Scott is an owner in the Seattle office of Garvey Schubert Barer heading the Intellectual Property/Technology Group and represents software, hardware, telecom, smart-grid and and clean-tech, healthcare, internet, multi-media, content, e-commerce, logistics, manufacturing, transportation and video game companies in matters relating to the development, acquisition, protection and commercialization of technology and intellectual property assets.Scott has been recognized as a "Super Lawyer" in Washington and as one of Washington's Most Amazing Lawyers by Washington CEO Magazine in 2006.
Scott has been an advocate for sustainability since being involved in the first Jerry Brown administration in Californai soon after graduating from college.
Ms. Williams first became interested in sustainability in college while pursuing a B.A. in International Political Economics, which focused on sensible economic growth developed in a way that protected natural and human resources.
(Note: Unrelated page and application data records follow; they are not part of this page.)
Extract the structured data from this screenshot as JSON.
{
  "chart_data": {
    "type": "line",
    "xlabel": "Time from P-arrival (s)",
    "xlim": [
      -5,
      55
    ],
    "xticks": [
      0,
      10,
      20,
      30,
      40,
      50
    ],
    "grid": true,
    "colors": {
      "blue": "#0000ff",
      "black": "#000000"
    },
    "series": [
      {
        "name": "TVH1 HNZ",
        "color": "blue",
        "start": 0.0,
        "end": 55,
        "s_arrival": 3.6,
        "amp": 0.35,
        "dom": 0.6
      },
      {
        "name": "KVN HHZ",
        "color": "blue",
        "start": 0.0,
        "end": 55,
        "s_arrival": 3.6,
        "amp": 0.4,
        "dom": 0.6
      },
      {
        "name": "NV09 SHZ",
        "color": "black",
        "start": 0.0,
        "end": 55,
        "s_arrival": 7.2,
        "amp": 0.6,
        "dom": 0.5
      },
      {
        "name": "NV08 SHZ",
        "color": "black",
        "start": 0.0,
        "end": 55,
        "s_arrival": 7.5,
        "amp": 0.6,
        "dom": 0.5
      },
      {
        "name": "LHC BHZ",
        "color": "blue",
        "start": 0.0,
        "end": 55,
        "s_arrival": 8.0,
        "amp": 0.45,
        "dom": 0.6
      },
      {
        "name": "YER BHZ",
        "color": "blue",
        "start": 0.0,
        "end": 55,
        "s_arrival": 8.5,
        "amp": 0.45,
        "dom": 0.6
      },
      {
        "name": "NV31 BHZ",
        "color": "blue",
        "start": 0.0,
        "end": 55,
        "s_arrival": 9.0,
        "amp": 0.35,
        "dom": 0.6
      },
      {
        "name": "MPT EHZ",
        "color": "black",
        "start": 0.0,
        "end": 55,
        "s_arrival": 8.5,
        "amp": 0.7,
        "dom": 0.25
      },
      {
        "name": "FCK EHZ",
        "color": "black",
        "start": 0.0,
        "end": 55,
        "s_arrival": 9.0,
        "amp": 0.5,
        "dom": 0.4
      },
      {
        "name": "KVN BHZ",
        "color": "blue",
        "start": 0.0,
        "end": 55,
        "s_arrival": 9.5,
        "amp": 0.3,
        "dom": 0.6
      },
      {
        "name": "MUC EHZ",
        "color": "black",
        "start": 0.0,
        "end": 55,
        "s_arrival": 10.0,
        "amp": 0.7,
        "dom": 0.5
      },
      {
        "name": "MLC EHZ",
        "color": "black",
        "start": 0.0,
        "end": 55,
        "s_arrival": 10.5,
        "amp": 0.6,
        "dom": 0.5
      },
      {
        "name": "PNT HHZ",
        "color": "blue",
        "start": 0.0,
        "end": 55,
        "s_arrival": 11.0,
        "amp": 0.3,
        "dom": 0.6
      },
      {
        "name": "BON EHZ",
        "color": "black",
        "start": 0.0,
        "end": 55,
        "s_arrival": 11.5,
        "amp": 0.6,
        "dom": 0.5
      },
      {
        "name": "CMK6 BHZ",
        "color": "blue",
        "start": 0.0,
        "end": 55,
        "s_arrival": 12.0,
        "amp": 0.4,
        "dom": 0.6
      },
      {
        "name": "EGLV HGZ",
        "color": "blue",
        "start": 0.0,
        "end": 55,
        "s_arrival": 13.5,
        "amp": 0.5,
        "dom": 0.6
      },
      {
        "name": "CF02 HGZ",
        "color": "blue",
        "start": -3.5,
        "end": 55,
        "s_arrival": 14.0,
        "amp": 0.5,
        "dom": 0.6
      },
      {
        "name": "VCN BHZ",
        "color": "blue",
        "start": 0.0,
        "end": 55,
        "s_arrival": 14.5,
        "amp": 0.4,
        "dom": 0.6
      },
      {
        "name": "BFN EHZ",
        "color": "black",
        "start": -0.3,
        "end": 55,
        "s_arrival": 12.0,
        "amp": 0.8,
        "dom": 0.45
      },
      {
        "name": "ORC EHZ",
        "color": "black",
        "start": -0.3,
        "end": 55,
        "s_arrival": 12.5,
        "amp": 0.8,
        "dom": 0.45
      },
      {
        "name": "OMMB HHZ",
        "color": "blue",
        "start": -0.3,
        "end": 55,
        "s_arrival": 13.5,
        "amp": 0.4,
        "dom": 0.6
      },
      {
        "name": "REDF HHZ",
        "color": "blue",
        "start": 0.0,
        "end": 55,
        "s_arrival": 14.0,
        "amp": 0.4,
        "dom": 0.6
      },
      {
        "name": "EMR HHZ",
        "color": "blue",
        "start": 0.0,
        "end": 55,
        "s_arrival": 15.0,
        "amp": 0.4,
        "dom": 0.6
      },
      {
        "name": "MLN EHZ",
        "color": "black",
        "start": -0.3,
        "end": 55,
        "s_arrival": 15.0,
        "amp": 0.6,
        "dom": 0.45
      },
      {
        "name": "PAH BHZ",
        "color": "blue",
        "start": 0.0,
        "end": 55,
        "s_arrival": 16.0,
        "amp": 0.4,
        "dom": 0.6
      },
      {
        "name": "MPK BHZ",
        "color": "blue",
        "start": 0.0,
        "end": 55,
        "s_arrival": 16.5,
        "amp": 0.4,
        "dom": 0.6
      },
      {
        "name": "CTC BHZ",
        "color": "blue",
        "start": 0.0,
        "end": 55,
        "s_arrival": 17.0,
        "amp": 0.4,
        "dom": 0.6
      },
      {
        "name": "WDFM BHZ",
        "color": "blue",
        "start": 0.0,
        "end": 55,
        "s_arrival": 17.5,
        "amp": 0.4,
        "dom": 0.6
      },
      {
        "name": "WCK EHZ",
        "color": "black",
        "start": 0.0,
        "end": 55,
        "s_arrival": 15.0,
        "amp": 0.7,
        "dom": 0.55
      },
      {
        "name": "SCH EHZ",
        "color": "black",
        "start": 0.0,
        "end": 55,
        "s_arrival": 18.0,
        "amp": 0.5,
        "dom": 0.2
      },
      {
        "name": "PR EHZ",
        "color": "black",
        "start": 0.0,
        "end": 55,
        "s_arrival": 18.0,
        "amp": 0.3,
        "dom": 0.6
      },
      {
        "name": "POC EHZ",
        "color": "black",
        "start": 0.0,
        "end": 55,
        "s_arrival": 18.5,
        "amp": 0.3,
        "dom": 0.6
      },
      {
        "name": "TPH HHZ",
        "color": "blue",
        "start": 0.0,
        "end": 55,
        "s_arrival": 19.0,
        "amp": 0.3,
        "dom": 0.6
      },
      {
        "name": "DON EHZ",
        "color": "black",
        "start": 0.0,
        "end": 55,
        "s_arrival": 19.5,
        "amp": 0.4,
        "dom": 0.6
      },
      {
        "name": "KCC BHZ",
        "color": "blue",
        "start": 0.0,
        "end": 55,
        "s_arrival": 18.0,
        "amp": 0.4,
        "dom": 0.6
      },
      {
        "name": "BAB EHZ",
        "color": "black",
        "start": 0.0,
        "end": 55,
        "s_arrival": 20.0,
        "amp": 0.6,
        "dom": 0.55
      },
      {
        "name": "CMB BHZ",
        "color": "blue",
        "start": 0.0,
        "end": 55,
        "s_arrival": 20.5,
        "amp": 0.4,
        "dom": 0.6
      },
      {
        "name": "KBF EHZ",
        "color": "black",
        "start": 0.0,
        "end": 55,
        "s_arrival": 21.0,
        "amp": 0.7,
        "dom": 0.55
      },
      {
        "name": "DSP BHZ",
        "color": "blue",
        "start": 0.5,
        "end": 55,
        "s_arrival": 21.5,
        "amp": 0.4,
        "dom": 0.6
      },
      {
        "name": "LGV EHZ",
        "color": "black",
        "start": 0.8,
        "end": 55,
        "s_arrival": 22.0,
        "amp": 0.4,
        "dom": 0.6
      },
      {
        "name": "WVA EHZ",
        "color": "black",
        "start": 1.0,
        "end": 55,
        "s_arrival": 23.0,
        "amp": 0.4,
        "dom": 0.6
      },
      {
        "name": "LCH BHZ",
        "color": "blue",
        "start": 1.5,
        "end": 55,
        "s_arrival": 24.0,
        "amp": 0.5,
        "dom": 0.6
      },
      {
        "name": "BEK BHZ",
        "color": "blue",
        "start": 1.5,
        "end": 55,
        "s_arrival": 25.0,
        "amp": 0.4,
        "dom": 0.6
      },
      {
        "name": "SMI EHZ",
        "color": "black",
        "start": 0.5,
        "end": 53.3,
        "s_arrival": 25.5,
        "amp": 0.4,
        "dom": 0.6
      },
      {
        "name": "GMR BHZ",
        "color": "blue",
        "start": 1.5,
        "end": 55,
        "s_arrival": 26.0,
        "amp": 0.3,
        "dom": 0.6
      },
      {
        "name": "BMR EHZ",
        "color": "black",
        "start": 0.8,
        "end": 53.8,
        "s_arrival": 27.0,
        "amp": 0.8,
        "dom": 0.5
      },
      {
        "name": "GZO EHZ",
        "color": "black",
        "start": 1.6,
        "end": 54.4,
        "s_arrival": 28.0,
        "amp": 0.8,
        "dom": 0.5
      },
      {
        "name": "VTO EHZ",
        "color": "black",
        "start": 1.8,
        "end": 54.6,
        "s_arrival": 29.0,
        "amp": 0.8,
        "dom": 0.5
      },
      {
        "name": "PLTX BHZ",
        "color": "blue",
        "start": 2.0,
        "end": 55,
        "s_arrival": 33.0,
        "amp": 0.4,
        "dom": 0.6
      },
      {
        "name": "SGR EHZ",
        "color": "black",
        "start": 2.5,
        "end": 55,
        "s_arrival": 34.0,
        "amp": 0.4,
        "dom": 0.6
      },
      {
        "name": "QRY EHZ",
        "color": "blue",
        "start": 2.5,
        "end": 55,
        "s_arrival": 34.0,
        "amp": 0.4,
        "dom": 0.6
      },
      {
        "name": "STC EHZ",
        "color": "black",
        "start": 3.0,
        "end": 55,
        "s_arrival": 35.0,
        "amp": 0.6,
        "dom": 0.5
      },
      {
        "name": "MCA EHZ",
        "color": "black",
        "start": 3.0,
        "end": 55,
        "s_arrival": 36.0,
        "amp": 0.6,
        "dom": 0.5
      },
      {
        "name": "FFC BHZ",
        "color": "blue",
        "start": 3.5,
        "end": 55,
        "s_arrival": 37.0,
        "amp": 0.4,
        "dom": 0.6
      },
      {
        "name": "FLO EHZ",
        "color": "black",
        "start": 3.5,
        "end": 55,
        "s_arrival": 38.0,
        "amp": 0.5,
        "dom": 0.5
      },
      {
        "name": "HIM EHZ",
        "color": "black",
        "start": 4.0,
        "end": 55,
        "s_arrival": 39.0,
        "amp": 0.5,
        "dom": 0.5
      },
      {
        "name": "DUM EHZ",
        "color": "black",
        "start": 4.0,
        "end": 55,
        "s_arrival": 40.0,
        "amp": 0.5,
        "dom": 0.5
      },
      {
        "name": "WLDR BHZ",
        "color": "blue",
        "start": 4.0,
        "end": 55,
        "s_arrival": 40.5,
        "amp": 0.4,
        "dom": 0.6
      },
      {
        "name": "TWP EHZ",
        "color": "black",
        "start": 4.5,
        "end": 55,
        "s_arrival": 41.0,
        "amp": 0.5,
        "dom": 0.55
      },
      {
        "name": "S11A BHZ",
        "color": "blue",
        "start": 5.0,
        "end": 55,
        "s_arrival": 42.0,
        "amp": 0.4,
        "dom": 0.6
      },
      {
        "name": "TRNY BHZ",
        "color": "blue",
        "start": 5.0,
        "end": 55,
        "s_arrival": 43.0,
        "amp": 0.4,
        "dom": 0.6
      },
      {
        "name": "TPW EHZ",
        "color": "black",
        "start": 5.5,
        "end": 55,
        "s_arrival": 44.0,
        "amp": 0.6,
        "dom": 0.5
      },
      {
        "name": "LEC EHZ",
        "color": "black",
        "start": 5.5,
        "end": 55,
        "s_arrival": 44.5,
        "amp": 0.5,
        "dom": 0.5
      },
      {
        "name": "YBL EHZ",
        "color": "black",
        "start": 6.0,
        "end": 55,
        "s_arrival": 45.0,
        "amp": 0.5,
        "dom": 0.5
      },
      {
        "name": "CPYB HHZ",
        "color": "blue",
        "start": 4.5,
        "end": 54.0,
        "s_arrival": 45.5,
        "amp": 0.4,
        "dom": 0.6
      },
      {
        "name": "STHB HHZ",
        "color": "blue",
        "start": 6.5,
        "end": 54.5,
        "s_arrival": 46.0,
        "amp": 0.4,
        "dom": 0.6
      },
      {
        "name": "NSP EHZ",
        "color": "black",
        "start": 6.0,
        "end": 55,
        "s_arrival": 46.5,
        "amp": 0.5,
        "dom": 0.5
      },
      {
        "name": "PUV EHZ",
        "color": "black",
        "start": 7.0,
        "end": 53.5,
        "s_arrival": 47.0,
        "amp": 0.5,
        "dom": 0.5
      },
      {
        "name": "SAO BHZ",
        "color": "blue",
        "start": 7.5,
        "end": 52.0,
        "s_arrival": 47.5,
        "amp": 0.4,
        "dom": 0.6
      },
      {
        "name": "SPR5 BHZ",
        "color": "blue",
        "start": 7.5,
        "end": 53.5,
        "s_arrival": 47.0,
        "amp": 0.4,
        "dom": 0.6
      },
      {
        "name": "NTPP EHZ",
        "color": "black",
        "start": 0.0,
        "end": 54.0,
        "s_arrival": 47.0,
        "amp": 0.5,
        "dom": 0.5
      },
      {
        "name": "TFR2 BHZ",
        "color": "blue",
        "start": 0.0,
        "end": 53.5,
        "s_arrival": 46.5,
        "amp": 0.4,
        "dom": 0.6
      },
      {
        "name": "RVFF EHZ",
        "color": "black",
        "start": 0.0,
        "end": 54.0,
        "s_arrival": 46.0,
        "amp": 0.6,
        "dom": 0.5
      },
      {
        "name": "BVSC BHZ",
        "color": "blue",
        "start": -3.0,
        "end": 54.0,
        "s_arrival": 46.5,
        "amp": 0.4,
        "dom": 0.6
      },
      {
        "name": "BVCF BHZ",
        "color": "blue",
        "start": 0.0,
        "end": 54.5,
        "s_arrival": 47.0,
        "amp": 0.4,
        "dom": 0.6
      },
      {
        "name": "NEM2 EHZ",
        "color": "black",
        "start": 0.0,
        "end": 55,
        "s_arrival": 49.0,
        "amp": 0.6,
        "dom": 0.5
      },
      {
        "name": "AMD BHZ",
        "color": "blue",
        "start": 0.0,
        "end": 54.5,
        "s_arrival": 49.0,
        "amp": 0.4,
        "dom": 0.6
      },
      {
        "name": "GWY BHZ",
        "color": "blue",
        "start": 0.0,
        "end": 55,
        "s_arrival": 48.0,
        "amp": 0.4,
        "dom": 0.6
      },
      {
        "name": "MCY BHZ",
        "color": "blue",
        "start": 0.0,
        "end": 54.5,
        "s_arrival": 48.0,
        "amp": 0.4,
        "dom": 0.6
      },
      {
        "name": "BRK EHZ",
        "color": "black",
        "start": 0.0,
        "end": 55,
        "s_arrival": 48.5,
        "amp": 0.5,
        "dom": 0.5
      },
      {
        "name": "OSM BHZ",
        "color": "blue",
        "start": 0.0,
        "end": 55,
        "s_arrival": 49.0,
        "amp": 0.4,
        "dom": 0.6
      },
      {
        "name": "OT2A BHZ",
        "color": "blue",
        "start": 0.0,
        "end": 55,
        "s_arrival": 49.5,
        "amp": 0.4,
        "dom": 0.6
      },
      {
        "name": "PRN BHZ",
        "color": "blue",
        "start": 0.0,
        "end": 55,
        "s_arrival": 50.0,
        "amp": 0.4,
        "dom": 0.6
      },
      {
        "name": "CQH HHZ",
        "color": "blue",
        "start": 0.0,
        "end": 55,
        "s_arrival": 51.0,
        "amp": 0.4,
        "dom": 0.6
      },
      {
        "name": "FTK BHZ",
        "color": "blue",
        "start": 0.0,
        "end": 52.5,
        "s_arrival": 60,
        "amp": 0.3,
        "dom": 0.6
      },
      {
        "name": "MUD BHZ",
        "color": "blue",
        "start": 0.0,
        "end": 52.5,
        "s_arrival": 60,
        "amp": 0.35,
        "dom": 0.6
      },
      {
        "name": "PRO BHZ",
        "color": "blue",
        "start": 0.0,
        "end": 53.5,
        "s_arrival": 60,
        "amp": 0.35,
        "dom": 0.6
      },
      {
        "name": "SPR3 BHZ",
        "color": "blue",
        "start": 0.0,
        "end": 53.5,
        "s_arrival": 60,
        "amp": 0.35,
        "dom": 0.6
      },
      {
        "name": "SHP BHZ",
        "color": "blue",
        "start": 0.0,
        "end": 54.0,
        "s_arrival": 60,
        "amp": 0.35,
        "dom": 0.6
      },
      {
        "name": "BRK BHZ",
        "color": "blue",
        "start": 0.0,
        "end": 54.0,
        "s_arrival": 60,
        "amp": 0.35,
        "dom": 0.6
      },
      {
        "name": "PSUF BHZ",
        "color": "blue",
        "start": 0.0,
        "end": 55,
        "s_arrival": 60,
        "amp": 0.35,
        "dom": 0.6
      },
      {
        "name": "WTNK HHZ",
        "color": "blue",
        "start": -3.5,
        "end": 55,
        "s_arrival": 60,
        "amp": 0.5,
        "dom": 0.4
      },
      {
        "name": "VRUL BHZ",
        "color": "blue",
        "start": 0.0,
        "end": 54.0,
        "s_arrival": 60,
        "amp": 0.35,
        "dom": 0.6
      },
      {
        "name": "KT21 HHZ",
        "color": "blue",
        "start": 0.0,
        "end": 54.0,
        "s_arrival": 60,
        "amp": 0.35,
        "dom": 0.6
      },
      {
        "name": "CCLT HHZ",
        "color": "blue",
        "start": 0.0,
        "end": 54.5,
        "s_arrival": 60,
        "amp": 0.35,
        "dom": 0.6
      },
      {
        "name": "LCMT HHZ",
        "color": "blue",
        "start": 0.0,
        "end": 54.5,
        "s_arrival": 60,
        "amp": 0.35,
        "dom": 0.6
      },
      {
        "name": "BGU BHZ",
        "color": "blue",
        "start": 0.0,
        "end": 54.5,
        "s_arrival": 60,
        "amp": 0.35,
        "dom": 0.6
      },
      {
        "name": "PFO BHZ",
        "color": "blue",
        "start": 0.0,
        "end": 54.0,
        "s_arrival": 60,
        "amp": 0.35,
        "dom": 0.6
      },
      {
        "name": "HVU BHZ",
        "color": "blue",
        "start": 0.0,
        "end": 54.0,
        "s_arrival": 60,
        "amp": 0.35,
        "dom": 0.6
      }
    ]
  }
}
In her free time, Ms. Williams likes to hike, travel, and hang out with friends.
Dave Woolley-Wilson, Chair
Formerly, he lived in the San Francisco Bay Area for nearly 30 years where he was the Chairman and CEO of the East Bay Conversion and Reinvestment Commission (EBCRC) - a non-profit focused on converting closed military bases into new sustainable economic uses. David received his Masters from the University of California at Berkeley and his undergraduate degree from the University of South Dakota. He also attended the Harvard Business School’s Executive Education Program, Strategic Perspectives in Nonprofit Management as well as HBS’s Social Enterprise Conference on Global Climate Change and the Wharton Business Club’s Green Business Summit. He loves to travel through the Puget Sound with his wife and three-year-old black lab to find fun new places to fetch.